#### [EXERCISE DETAILS]
How many of the lines below hold the string "RELIGIONE"? Say only the number.

#### [INPUT FOR THIS TASK]

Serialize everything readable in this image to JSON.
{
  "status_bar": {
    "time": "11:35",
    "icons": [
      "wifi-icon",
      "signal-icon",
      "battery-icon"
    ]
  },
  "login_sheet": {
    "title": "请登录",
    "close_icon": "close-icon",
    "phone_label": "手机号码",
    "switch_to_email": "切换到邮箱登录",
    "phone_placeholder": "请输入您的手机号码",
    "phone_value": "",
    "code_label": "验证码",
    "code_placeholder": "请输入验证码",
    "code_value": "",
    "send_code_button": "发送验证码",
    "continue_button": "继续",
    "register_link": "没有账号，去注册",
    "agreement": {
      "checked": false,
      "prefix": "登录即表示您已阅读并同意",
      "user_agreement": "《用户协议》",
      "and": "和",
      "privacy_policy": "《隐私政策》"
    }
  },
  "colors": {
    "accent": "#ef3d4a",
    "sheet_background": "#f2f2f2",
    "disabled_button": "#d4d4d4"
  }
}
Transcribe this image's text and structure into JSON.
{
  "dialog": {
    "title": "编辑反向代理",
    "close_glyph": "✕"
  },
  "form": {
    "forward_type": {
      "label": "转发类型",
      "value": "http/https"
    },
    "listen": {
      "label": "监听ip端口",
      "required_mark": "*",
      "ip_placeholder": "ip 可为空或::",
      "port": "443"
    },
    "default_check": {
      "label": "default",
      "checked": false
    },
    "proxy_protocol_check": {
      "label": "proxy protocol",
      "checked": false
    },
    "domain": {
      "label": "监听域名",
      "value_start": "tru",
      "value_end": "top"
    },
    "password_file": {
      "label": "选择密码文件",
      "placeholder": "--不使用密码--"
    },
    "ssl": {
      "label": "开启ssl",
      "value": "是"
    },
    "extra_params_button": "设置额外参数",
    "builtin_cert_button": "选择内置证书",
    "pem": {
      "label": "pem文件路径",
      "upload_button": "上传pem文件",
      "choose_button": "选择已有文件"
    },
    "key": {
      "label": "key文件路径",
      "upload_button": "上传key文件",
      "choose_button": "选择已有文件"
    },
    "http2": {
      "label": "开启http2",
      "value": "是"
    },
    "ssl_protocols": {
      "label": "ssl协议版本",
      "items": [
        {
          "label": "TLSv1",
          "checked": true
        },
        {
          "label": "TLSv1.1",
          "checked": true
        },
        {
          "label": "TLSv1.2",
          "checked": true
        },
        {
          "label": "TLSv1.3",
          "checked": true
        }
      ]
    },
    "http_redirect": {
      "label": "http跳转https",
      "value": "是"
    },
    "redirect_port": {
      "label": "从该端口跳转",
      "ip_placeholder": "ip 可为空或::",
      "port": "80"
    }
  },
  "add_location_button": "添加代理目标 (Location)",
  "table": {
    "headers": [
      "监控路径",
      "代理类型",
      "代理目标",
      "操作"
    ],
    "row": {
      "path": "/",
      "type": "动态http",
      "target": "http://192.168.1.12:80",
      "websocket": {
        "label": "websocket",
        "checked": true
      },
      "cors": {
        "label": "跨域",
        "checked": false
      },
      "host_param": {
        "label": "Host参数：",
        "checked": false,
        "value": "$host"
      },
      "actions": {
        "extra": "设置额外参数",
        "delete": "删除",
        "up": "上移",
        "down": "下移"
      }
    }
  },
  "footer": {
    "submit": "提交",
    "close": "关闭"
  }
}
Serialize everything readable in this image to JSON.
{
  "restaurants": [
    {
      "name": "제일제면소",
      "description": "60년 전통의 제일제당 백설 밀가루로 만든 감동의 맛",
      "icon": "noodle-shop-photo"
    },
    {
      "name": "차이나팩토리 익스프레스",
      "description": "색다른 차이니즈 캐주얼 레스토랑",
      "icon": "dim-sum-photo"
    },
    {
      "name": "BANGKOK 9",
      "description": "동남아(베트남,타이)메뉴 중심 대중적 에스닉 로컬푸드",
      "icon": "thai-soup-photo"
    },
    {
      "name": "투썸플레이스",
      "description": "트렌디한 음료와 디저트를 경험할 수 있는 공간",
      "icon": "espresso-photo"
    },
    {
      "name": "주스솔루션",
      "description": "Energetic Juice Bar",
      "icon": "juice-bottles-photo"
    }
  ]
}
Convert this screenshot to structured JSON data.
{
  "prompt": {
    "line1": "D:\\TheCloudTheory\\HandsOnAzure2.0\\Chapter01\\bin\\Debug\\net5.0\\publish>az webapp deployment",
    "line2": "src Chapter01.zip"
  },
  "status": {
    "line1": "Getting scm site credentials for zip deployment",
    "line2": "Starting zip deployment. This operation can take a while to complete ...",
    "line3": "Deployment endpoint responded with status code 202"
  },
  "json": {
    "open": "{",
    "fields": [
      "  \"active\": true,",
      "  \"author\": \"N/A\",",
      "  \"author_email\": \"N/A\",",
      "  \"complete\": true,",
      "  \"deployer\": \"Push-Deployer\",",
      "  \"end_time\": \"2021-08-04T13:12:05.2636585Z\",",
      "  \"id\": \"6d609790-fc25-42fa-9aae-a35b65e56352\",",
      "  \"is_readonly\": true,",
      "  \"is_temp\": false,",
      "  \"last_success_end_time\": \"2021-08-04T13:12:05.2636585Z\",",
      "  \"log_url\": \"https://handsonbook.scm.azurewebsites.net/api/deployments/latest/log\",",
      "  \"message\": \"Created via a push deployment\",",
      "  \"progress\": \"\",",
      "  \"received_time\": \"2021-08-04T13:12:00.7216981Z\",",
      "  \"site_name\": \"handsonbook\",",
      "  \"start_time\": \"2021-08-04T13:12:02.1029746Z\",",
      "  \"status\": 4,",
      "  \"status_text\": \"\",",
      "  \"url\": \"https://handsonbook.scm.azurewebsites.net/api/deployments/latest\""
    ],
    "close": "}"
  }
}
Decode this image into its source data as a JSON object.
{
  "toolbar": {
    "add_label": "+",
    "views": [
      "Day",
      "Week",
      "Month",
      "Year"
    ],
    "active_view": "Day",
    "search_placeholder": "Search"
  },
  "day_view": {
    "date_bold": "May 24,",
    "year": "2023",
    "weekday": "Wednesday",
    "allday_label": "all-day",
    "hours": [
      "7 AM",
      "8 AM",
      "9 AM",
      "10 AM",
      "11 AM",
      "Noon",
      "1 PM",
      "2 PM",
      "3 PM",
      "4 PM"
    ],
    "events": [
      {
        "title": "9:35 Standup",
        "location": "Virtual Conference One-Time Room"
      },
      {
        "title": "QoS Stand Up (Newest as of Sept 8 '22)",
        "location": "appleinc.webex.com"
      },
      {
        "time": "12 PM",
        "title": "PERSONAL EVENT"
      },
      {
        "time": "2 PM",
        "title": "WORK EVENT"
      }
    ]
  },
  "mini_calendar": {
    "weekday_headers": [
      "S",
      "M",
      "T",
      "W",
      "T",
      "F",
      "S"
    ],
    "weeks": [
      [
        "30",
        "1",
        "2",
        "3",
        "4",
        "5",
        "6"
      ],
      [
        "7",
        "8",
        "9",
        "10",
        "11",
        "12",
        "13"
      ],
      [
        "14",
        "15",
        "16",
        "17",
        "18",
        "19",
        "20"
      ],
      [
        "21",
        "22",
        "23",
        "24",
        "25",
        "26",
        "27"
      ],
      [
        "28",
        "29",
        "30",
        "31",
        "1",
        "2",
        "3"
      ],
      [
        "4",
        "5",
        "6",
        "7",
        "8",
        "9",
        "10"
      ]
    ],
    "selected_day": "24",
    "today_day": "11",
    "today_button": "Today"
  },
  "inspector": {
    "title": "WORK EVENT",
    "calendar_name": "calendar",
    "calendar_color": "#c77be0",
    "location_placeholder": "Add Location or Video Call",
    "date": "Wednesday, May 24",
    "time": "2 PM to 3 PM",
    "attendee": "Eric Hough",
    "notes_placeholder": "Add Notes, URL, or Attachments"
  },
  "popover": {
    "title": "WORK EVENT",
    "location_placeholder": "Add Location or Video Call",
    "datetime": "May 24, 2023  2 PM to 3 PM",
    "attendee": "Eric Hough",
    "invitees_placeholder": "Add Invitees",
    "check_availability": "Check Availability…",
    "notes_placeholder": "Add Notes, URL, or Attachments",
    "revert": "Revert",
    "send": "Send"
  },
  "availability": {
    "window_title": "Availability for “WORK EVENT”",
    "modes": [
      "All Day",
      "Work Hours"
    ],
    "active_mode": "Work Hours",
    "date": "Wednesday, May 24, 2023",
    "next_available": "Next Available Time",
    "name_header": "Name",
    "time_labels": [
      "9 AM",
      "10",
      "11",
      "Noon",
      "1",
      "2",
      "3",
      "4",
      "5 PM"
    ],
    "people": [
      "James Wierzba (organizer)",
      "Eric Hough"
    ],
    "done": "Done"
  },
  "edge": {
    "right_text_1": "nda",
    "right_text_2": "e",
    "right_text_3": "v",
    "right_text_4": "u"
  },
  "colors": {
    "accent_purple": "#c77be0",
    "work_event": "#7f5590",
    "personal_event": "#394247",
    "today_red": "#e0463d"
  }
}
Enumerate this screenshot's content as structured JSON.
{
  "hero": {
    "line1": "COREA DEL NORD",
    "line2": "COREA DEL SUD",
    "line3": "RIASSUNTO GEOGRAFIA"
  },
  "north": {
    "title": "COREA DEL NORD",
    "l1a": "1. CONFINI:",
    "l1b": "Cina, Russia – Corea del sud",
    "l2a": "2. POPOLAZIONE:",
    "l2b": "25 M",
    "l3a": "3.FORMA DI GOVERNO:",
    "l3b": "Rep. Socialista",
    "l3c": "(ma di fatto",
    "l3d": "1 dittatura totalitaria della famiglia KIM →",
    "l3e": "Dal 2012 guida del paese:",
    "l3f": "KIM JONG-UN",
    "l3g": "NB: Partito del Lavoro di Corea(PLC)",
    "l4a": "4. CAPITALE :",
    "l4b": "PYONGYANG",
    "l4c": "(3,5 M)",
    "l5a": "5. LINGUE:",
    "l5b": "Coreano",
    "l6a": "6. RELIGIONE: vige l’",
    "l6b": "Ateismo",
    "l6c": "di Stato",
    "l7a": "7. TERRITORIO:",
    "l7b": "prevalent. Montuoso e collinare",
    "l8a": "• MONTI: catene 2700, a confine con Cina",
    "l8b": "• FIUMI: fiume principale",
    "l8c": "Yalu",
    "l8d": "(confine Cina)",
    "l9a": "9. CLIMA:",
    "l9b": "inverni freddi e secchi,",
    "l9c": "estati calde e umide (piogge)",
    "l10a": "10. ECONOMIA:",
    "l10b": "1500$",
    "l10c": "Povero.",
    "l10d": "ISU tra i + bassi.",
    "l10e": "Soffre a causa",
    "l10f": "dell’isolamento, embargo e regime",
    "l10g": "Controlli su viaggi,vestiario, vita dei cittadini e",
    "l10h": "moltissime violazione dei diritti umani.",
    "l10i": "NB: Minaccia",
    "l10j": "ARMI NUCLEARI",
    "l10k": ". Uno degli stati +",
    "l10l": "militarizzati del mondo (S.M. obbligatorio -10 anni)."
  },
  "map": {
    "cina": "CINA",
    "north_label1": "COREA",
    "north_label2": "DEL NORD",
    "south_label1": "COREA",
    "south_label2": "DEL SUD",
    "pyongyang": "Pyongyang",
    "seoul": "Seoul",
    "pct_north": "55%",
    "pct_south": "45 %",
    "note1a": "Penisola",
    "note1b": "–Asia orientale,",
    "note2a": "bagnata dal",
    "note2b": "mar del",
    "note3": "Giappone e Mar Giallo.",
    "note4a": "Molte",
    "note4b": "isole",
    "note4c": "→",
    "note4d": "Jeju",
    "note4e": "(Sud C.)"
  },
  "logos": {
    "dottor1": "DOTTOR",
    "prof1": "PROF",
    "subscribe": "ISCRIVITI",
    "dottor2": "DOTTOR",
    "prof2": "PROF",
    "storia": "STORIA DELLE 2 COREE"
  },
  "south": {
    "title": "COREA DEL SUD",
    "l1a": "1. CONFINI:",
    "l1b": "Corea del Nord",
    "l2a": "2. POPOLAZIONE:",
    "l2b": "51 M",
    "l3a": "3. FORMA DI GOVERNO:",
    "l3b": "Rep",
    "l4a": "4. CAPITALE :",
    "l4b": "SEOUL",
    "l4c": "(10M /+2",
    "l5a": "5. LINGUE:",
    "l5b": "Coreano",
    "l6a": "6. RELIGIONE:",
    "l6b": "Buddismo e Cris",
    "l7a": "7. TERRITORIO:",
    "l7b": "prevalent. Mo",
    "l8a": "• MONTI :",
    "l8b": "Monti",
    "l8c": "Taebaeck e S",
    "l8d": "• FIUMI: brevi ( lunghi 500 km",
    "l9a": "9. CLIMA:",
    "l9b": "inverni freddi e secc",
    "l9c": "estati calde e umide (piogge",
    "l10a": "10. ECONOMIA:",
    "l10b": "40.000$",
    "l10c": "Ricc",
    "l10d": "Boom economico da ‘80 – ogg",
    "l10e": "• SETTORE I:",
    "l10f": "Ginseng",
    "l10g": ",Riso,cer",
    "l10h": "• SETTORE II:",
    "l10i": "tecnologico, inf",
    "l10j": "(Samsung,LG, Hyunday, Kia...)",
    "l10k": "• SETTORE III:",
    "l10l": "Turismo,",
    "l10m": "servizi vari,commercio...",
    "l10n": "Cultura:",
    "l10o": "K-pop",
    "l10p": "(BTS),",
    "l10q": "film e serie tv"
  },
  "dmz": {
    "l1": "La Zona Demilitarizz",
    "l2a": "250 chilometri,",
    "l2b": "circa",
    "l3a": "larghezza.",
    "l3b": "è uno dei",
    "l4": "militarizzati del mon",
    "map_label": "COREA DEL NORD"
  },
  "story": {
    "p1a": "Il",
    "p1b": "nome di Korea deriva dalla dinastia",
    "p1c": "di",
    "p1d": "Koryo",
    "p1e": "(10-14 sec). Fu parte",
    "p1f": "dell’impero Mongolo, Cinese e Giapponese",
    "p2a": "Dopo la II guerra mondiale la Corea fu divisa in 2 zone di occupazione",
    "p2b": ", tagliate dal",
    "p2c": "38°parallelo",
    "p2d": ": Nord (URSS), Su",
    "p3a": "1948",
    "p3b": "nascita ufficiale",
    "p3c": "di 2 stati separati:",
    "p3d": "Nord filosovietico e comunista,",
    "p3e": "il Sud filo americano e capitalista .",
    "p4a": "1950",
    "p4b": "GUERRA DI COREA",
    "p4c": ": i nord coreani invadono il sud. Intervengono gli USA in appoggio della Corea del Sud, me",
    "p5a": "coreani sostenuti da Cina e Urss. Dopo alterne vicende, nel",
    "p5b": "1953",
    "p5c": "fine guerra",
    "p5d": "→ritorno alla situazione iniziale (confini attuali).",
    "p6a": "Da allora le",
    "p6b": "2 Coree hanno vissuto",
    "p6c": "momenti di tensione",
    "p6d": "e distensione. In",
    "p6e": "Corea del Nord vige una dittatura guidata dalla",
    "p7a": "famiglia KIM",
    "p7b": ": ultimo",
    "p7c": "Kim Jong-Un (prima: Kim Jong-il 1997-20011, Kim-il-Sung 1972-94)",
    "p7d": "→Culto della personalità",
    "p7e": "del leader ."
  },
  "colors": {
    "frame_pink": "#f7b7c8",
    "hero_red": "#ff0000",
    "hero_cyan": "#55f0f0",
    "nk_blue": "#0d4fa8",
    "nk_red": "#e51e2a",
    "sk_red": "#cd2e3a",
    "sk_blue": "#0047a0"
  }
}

#### [EXPECTED ANSWER]
2